In 1911 he had a child, Edeline O’Rourke, with the recently widowed Annie Bissett (née Garrett) in Launceston.[18] She already had five children! Family responsibilities would have necessitated a steady income, hence, perhaps, O’Rourke’s work on the road gang. Eventually he may have got too old for bush life. Again, he was not at his best in town near the pubs. O’Rourke’s declining years contained a familiar litany of court appearances, including charges of disturbing the peace and vagrancy.[19] In 1919 the 63-year-old was found lying unconscious with a gashed head on a Launceston street.[20] In 1920 he was described as ‘an old habitue’ when defending a charge of being drunk and incapable in Albert Park on Christmas Day and in Charles Street a few days later.[21] He sported a scar over his left eye, perhaps as the result of some drunken escapade.[22] In 1922 he absconded when wanted for non-maintenance of his children, being tracked down in Deloraine.[23] In 1924, at 68 years of age, he was again found drunk and incapable in the street.[24] The trail of self-destruction stops there.

Like so many children of ex-convicts who could never escape the cycle of poverty and alcoholism into which they were born, Ted O’Rourke would have died intestate, with few possessions. His death stirred no comment in the press. Perhaps no one mourned his passing. However, I like to think of him as an innovator. He developed an unusual regime of hose, snare and, perhaps, teetotal, which kept him upright for two decades, drying out when the wet winter season brought his mining claim to life. That counts him as a success!

[1] Eliza O’Donnell was transported on the Midlothian. See permission to marry, 4 April 1855, CON52/1/7, p.408 (TAHO) and marriage certificate 473/1855, Hobart.

[2] ‘Local intelligence’, Colonial Times, 17 March 1857, p.3.

[3] Campbell Street Gaol Gate-book, warrant no.17591, 18 February 1889; records compiled by Laurie Moody; http://www.tasmanianwarcasualties.com/gravesofts%20split/Campbell%20Street%20Gaol/Rural%20Offences%20Part%209.htm

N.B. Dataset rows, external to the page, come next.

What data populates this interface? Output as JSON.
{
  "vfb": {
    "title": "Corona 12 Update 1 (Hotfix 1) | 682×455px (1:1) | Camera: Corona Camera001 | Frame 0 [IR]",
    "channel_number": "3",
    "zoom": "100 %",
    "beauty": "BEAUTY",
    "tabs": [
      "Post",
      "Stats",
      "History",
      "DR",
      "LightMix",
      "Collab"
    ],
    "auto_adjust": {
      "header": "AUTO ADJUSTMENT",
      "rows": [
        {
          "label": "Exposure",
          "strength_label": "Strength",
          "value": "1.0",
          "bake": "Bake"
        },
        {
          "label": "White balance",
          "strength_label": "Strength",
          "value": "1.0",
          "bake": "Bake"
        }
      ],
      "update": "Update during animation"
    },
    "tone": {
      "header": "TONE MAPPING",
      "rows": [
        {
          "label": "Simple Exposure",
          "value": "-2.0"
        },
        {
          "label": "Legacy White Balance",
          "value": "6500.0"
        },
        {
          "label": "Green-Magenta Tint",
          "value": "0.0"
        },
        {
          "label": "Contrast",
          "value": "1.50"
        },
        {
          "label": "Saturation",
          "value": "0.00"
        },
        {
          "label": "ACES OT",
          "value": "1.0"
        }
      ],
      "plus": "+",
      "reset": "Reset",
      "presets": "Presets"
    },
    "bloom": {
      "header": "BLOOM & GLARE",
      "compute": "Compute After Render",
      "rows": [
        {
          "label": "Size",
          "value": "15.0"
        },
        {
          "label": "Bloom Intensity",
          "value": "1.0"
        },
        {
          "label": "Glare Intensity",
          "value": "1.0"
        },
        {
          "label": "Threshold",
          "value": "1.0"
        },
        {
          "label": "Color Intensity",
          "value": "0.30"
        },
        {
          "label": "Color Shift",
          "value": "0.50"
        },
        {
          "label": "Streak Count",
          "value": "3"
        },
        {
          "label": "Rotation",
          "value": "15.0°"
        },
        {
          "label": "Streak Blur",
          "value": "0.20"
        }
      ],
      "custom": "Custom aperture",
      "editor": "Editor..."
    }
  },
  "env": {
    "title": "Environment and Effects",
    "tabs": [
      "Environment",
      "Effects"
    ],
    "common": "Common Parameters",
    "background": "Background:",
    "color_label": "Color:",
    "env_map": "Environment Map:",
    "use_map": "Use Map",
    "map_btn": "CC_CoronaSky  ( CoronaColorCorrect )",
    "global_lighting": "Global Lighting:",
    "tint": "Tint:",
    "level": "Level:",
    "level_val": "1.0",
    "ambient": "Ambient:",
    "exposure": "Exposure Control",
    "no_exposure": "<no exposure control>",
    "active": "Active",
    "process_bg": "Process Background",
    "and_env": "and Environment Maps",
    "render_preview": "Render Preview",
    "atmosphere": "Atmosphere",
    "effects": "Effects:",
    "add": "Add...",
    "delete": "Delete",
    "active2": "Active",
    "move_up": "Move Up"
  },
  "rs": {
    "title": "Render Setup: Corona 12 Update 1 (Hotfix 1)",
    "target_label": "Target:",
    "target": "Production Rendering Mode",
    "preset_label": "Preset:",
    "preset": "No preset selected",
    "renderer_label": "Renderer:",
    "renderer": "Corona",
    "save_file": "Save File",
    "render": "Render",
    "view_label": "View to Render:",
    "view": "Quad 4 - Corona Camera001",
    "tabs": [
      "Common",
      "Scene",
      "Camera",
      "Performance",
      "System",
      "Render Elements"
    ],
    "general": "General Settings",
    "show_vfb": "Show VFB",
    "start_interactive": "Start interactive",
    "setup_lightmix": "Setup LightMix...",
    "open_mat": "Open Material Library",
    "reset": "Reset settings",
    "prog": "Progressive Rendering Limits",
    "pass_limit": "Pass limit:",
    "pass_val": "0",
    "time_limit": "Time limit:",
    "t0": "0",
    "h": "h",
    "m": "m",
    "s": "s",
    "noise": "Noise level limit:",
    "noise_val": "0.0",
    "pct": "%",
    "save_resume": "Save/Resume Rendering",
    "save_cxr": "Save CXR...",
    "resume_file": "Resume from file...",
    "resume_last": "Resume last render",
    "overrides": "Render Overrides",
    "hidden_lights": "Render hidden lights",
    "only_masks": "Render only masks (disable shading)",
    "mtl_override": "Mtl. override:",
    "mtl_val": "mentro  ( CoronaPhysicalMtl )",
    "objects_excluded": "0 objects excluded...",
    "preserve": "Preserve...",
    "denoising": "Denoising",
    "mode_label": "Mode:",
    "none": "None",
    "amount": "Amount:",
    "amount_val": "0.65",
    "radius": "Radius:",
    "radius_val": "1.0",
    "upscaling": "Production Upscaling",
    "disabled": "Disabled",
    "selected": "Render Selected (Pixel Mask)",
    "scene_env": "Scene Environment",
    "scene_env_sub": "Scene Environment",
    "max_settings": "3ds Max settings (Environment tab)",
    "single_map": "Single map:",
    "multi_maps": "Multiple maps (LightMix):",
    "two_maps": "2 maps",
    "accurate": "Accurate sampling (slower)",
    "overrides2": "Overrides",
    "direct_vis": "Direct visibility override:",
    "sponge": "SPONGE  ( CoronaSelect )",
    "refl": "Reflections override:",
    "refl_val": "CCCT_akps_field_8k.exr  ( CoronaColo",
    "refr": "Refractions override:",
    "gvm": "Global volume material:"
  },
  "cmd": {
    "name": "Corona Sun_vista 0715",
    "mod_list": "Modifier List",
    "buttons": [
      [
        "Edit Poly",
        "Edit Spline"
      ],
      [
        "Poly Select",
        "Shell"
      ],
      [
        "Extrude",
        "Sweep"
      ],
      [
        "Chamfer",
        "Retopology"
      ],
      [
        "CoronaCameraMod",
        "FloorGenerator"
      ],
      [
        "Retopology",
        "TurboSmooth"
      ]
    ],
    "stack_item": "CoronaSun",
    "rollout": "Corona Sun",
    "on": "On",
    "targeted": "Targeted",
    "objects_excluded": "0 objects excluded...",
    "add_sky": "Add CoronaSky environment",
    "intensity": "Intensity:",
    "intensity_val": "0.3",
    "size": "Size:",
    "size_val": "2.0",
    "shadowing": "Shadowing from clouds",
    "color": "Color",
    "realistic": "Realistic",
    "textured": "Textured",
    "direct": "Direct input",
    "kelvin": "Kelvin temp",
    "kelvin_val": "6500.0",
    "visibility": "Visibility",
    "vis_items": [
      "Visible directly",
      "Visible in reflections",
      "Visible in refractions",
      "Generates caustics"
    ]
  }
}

[4] See inquest, POL709/1/13, p.31 (TAHO); ‘Police Court’, Launceston Examiner, 20 January 1877, p.3. Martin Rourke was tried at Galway on 23 June 1848, sentenced to seven years, and came to Tasmania on the Lord Balhousie, being pardoned in 1855.

[5] See, for example, ‘Police Court’, Launceston Examiner, 21 September 1876, supplement p.2; ‘Police Court’, Launceston Examiner, 9 November 1876, p.4.

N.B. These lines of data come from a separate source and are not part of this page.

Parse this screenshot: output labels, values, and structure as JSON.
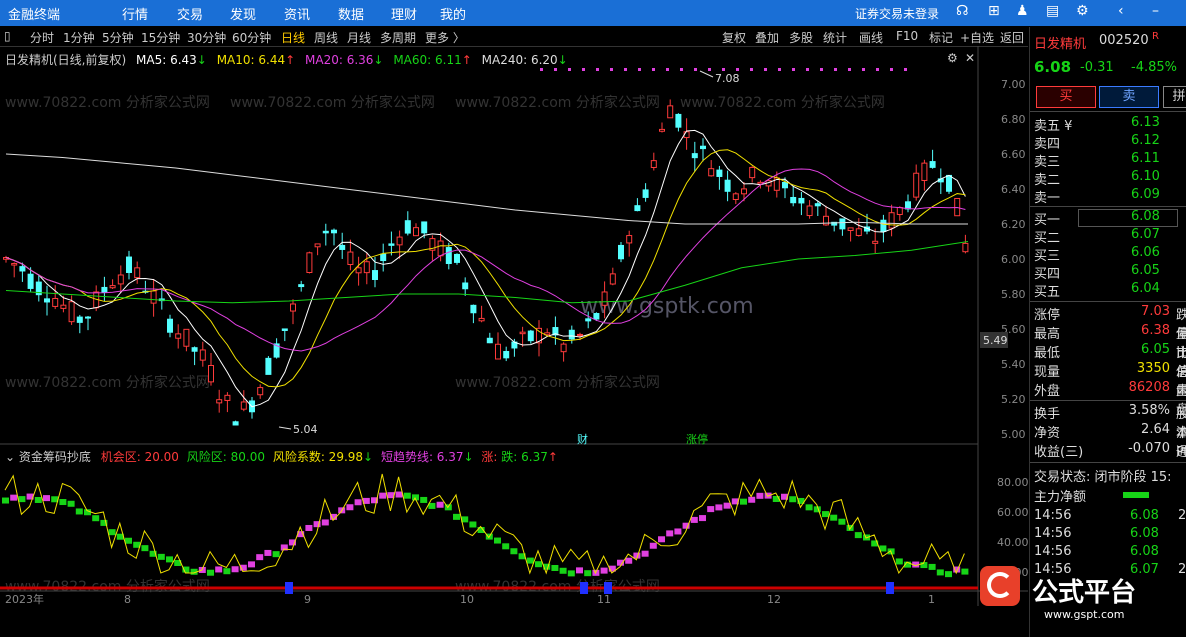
{
  "app": {
    "title": "金融终端",
    "menu": [
      "行情",
      "交易",
      "发现",
      "资讯",
      "数据",
      "理财",
      "我的"
    ],
    "status": "证券交易未登录"
  },
  "periods": [
    "分时",
    "1分钟",
    "5分钟",
    "15分钟",
    "30分钟",
    "60分钟",
    "日线",
    "周线",
    "月线",
    "多周期",
    "更多 〉"
  ],
  "active_period": "日线",
  "toolbar": [
    "复权",
    "叠加",
    "多股",
    "统计",
    "画线",
    "F10",
    "标记",
    "+自选",
    "返回"
  ],
  "chart_header": {
    "name": "日发精机(日线,前复权)",
    "ma5": "MA5: 6.43",
    "ma10": "MA10: 6.44",
    "ma20": "MA20: 6.36",
    "ma60": "MA60: 6.11",
    "ma240": "MA240: 6.20"
  },
  "watermark": "www.70822.com 分析家公式网",
  "watermark2": "www.gsptk.com",
  "price_axis": [
    "7.00",
    "6.80",
    "6.60",
    "6.40",
    "6.20",
    "6.00",
    "5.80",
    "5.60",
    "5.40",
    "5.20",
    "5.00"
  ],
  "price_marker": "5.49",
  "annotations": {
    "high": "7.08",
    "low": "5.04",
    "fin": "财",
    "limit": "涨停"
  },
  "indicator_header": {
    "name": "资金筹码抄底",
    "chance": "机会区: 20.00",
    "risk": "风险区: 80.00",
    "coef": "风险系数: 29.98",
    "trend": "短趋势线: 6.37",
    "up": "涨:",
    "down": "跌: 6.37"
  },
  "indicator_axis": [
    "80.00",
    "60.00",
    "40.00",
    "20.00"
  ],
  "date_axis": [
    "2023年",
    "8",
    "9",
    "10",
    "11",
    "12",
    "1"
  ],
  "stock": {
    "name": "日发精机",
    "code": "002520",
    "r": "R",
    "price": "6.08",
    "change": "-0.31",
    "pct": "-4.85%"
  },
  "buttons": {
    "buy": "买",
    "sell": "卖",
    "other": "拼"
  },
  "asks": [
    {
      "label": "卖五 ¥",
      "price": "6.13"
    },
    {
      "label": "卖四",
      "price": "6.12"
    },
    {
      "label": "卖三",
      "price": "6.11"
    },
    {
      "label": "卖二",
      "price": "6.10"
    },
    {
      "label": "卖一",
      "price": "6.09"
    }
  ],
  "bids": [
    {
      "label": "买一",
      "price": "6.08"
    },
    {
      "label": "买二",
      "price": "6.07"
    },
    {
      "label": "买三",
      "price": "6.06"
    },
    {
      "label": "买四",
      "price": "6.05"
    },
    {
      "label": "买五",
      "price": "6.04"
    }
  ],
  "stats": [
    {
      "k": "涨停",
      "v": "7.03",
      "k2": "跌停"
    },
    {
      "k": "最高",
      "v": "6.38",
      "k2": "量比"
    },
    {
      "k": "最低",
      "v": "6.05",
      "k2": "市值"
    },
    {
      "k": "现量",
      "v": "3350",
      "k2": "总量"
    },
    {
      "k": "外盘",
      "v": "86208",
      "k2": "内盘"
    }
  ],
  "stats2": [
    {
      "k": "换手",
      "v": "3.58%",
      "k2": "股本"
    },
    {
      "k": "净资",
      "v": "2.64",
      "k2": "流通"
    },
    {
      "k": "收益(三)",
      "v": "-0.070",
      "k2": "PE(动"
    }
  ],
  "trade_status": "交易状态: 闭市阶段 15:",
  "net_flow": "主力净额",
  "ticks": [
    {
      "t": "14:56",
      "p": "6.08",
      "v": "2"
    },
    {
      "t": "14:56",
      "p": "6.08",
      "v": ""
    },
    {
      "t": "14:56",
      "p": "6.08",
      "v": ""
    },
    {
      "t": "14:56",
      "p": "6.07",
      "v": "2"
    }
  ],
  "logo": "公式平台",
  "logo_sub": "www.gspt.com",
  "colors": {
    "up": "#ff3b3b",
    "down": "#54ffff",
    "ma5": "#ffffff",
    "ma10": "#f0e000",
    "ma20": "#e040e0",
    "ma60": "#17d417",
    "ma240": "#dddddd",
    "accent": "#1a6fd6"
  }
}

[6] ‘Quarterly licence meeting’, Launceston Examiner, 8 August 1876, p.3; ‘Police Court’, Launceston Examiner, 9 November 1876, p.4; ‘No true bill’, Launceston Examiner, 1 March 1877, p.2.

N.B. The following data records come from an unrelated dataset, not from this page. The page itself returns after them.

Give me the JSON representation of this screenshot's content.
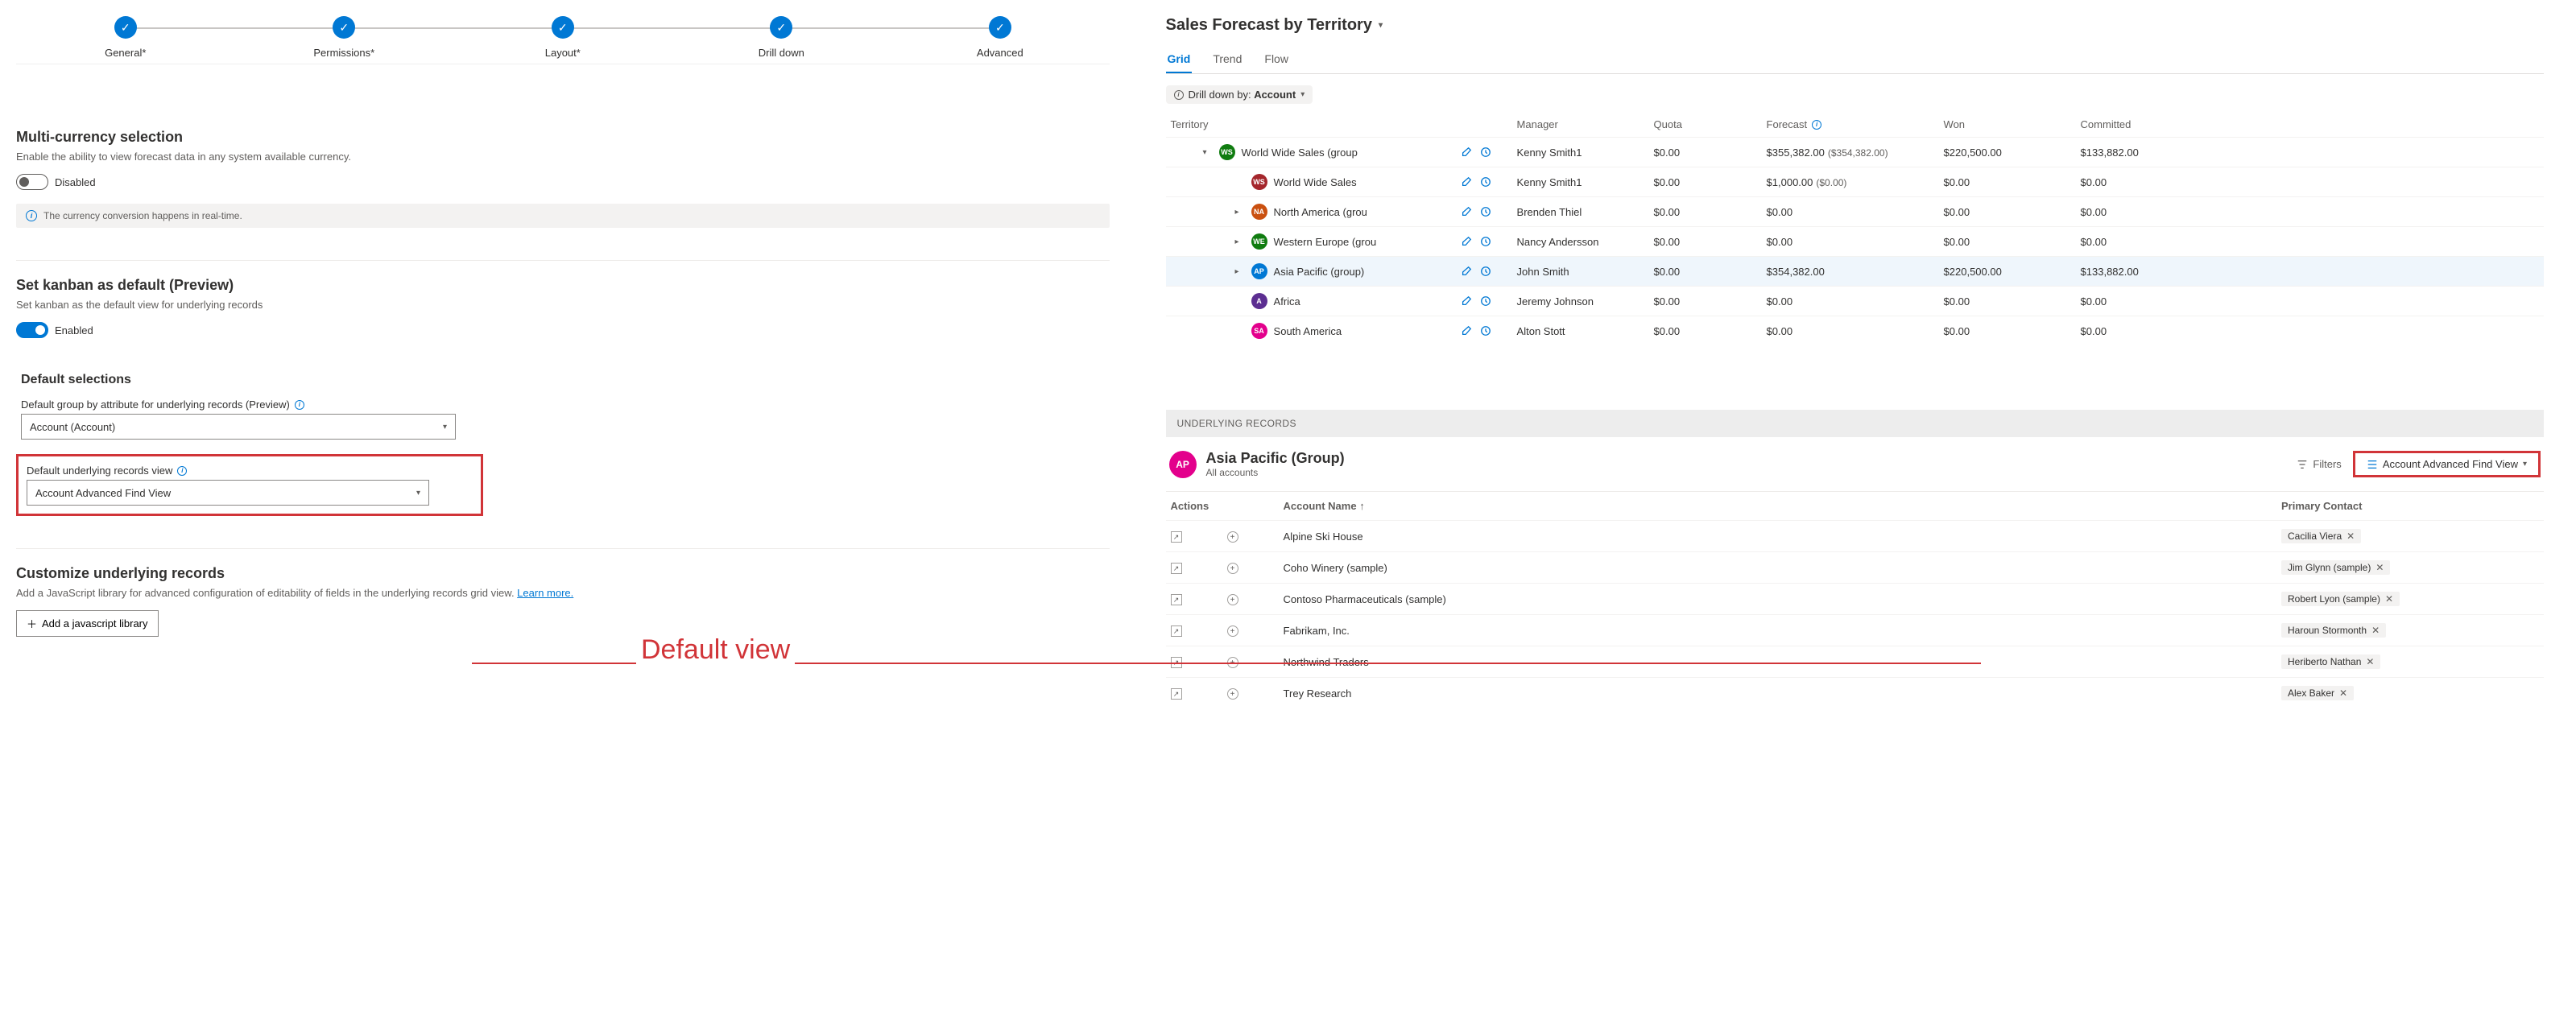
{
  "stepper": {
    "steps": [
      {
        "label": "General*"
      },
      {
        "label": "Permissions*"
      },
      {
        "label": "Layout*"
      },
      {
        "label": "Drill down"
      },
      {
        "label": "Advanced"
      }
    ]
  },
  "multi_currency": {
    "title": "Multi-currency selection",
    "desc": "Enable the ability to view forecast data in any system available currency.",
    "toggle_label": "Disabled",
    "banner": "The currency conversion happens in real-time."
  },
  "kanban": {
    "title": "Set kanban as default (Preview)",
    "desc": "Set kanban as the default view for underlying records",
    "toggle_label": "Enabled"
  },
  "defaults": {
    "title": "Default selections",
    "group_label": "Default group by attribute for underlying records (Preview)",
    "group_value": "Account (Account)",
    "view_label": "Default underlying records view",
    "view_value": "Account Advanced Find View"
  },
  "customize": {
    "title": "Customize underlying records",
    "desc_a": "Add a JavaScript library for advanced configuration of editability of fields in the underlying records grid view. ",
    "learn": "Learn more.",
    "button": "Add a javascript library"
  },
  "annotation": "Default view",
  "forecast": {
    "title": "Sales Forecast by Territory",
    "tabs": [
      "Grid",
      "Trend",
      "Flow"
    ],
    "drill_prefix": "Drill down by: ",
    "drill_value": "Account",
    "headers": {
      "territory": "Territory",
      "manager": "Manager",
      "quota": "Quota",
      "forecast": "Forecast",
      "won": "Won",
      "committed": "Committed"
    },
    "rows": [
      {
        "name": "World Wide Sales (group",
        "indent": 1,
        "avatar": "WS",
        "color": "#107c10",
        "caret": "down",
        "manager": "Kenny Smith1",
        "quota": "$0.00",
        "forecast": "$355,382.00",
        "adj": "($354,382.00)",
        "won": "$220,500.00",
        "committed": "$133,882.00"
      },
      {
        "name": "World Wide Sales",
        "indent": 2,
        "avatar": "WS",
        "color": "#a4262c",
        "caret": "",
        "manager": "Kenny Smith1",
        "quota": "$0.00",
        "forecast": "$1,000.00",
        "adj": "($0.00)",
        "won": "$0.00",
        "committed": "$0.00"
      },
      {
        "name": "North America (grou",
        "indent": 2,
        "avatar": "NA",
        "color": "#ca5010",
        "caret": "right",
        "manager": "Brenden Thiel",
        "quota": "$0.00",
        "forecast": "$0.00",
        "adj": "",
        "won": "$0.00",
        "committed": "$0.00"
      },
      {
        "name": "Western Europe (grou",
        "indent": 2,
        "avatar": "WE",
        "color": "#107c10",
        "caret": "right",
        "manager": "Nancy Andersson",
        "quota": "$0.00",
        "forecast": "$0.00",
        "adj": "",
        "won": "$0.00",
        "committed": "$0.00"
      },
      {
        "name": "Asia Pacific (group)",
        "indent": 2,
        "avatar": "AP",
        "color": "#0078d4",
        "caret": "right",
        "hl": true,
        "manager": "John Smith",
        "quota": "$0.00",
        "forecast": "$354,382.00",
        "adj": "",
        "won": "$220,500.00",
        "committed": "$133,882.00"
      },
      {
        "name": "Africa",
        "indent": 2,
        "avatar": "A",
        "color": "#5c2e91",
        "caret": "",
        "manager": "Jeremy Johnson",
        "quota": "$0.00",
        "forecast": "$0.00",
        "adj": "",
        "won": "$0.00",
        "committed": "$0.00"
      },
      {
        "name": "South America",
        "indent": 2,
        "avatar": "SA",
        "color": "#e3008c",
        "caret": "",
        "manager": "Alton Stott",
        "quota": "$0.00",
        "forecast": "$0.00",
        "adj": "",
        "won": "$0.00",
        "committed": "$0.00"
      }
    ]
  },
  "underlying": {
    "bar": "UNDERLYING RECORDS",
    "avatar": "AP",
    "title": "Asia Pacific (Group)",
    "sub": "All accounts",
    "filters": "Filters",
    "view": "Account Advanced Find View",
    "headers": {
      "actions": "Actions",
      "name": "Account Name",
      "contact": "Primary Contact"
    },
    "rows": [
      {
        "name": "Alpine Ski House",
        "contact": "Cacilia Viera"
      },
      {
        "name": "Coho Winery (sample)",
        "contact": "Jim Glynn (sample)"
      },
      {
        "name": "Contoso Pharmaceuticals (sample)",
        "contact": "Robert Lyon (sample)"
      },
      {
        "name": "Fabrikam, Inc.",
        "contact": "Haroun Stormonth"
      },
      {
        "name": "Northwind Traders",
        "contact": "Heriberto Nathan"
      },
      {
        "name": "Trey Research",
        "contact": "Alex Baker"
      }
    ]
  }
}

[7] ‘George Town’, Reports of Crime, 5 April 1878, pp.55–56.

[8] ‘Launceston Police Court’, Launceston Examiner, 26 April 1882, p.3.

[9] ‘Launceston Police Court’, Launceston Examiner, 12 November 1883, p.3; ‘City Police Court’, Mercury, 17 December 1884, p.2.

[10] Laurie Moody, ‘Campbell Street Gaol: inmates 1873–1890’, Tasmanian Ancestry, vol.26, no.2, September 2005, pp.24–30.

[11] Harold Tuson, interviewed in Canberra, 11 May 1995.

[12] Harold Tuson, interviewed in Canberra, 11 May 1995.

[13] See, for example, ‘North Western notes’, Mercury, 4 August 1905, p.2.

[14] ‘Cradle Mountain mystery’, North Western Advocate and the Emu Bay Times, 11 September 1905, p.2.

[15] ‘Iris River wolfram field’, Examiner, 20 September 1904, p.2; ‘Discovery of tin’, Examiner, 26 October 1906, p.2.

[16] See, for example, ‘Colebrook tin fields’, Examiner, 24 February 1912, p.4.

[17] POL386/1/1, Daily Record of Crime Occurrences – Sheffield 1901-1916 (TAHO).

[18] Birth registration 4877/1911, Launceston. See ‘Branxholm railway accident’, Mercury, 26 April 1910, p.2.

[19] ‘Police Courts, Hobart’, Mercury, 21 September 1915, p.6; ‘Police Court’, Launceston Examiner, 3 November 1916, p.4; ‘City Police Court’, Launceston Examiner, 13 April 1917, p.4; ‘City Police Court’, Daily Telegraph, 18 June 1918, p.4.

[20] ‘An old age pensioner’s plight’, Launceston Examiner, 26 December 1919, p.4.

[21] ‘City Police Court’, Daily Telegraph, 6 January 1920, p.2.

[22] ‘Prisoners to be discharged’, Police Gazette, 9 April 1920, p.69.

[23] ‘Persons enquired for’, Police Gazette, 23 June 1922, p.114; ‘Absconders’, Police Gazette, 14 July 1922, p.127.

[24] ‘City Police Court’, Daily Telegraph, 15 December 1924, p.4.